Doctor Thigpen platted the townsite as "Sylvan" but it was subsequently changed to Carmine, in honor of one of the old and respected settlers of the community, although a mistake was made here, as his name is spelled "Carmean." Doctor Thigpen erected the first dwelling house in the town and carried on his medical practice almost until the time of his death. Doctor Thigpen was a Confederate soldier and served with Captain Howe, above mentioned, who was perhaps captain of the Doctor's company, and subsequently became an early superintendent of the Houston & Texas Central Railroad. The Doctor was a strong democrat, a Mason in good standing, and belonged to no religious denomination. He served as a justice of the peace while a resident of Lee County, and belonged to the Knights of Honor and the Legion of Honor, being a man of the most temperate habits. His personal appearance was imposing, he being of medium height, 200 pounds in weight and the possessor of a full beard.

While living in Pitt County, North Carolina, Doctor Thigpen was married to Miss Sophie Stancill, a daughter of Henry Stancill, a farmer of the slaveholding class. Mrs. Thigpen died near Ledbetter, Texas, in 1871, the mother of Anna, the wife of W. B. Gannt, of Ledbetter, Texas; Louisa, who died near Ledbetter in 1913, as Mrs. Wint Gannt; Job, of this notice; and Claudie, who is the wife of J. C. Gillespie, of Carmine.
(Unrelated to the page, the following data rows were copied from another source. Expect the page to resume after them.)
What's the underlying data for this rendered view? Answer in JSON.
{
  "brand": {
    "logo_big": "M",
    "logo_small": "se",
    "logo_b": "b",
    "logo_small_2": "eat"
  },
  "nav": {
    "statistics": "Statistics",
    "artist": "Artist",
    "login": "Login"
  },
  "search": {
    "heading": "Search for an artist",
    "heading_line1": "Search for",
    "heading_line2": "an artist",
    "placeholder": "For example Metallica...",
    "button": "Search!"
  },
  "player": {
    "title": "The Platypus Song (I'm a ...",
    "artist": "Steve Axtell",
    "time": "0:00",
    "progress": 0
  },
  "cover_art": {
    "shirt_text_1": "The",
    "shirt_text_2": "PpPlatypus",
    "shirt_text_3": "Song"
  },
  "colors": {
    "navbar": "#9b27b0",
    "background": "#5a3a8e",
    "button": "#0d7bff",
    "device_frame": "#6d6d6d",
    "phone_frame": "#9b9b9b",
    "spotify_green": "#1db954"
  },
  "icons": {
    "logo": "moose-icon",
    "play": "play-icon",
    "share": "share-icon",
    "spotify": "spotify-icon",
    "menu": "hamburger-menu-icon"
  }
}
Doctor Thigpen married for his second wife Mrs. Martha Sutton, who bore no children and passed away some ten years before the death of her husband.

Job Thigpen secured his education in the public schools in the vicinity of his home near Ledbetter, and during the years 1887 and 1888 completed his education training in a school at Greenville, North Carolina. In 1891 he prepared himself for a business career by taking a full course at Hill's Business College, at Waco, Texas, from which he secured his diploma. Prior to this he had been working for the Houston & Texas Central Railroad as operator at Carmine, and on completing his education resumed his duties, subsequently becoming agent for the express company here, and in 1898 succeeding his father as station agent for the railroad company. in matters outside of his railroad work, and in connection with the development of the affairs of Carmine, Mr. Thigpen was one of the organizers of the Carmine State Bank and was its president from its inception. It is one of the substantial institutions of this part of the state, and under Mr. Thigpen's able direction constantly secured an increase in the volume of its business. He also gave his financial support to the movement which led to the location of the creamery, of which he was a stockholder, and identified himself with the promotion of the Carmine Cotton Oil and Manufacturing Company, an important and prosperous industry, of which he was president. As a builder of the town he erected the chief residence of the place, one which would do credit to a county seat, where he entertained the traveling public in a hospitable manner. Mr. Thigpen was consul commander of the Woodmen of the World and represented his lodged in the State Camp. Like his father, he was physically a large man and showed in his appearance his love of out-door life.

On January 20, 1901, Mr. Thigpen was united in marriage at Carmine, with Miss Mary Froehner, a daughter of William Froehner, a farmer of Gonzales, Texas, and a German by birth. Mrs. Froehner was formerly Miss Johanna Giese and was also born in Germany, but reared at Round Top, Texas. Mr. and Mrs. Froehner were the following children: Walter; William; Otto; Benjamin; John, Edwin; Mrs. Thigpen; Mrs. Amanda Stulken, of Brenham; Mrs. Emma Muenchler, of Gonzales, and Mrs. Erna Lindemann, of Cost, Texas, twin sisters; and Miss Lydia Froehner, of Cost. Mr. and Mrs. Thigpen became the parents of two children: Benjamin Jackson and Ineeda.pp. 1862–1864.

Thanks to Debbie Hanson for her help in getting these biographies online!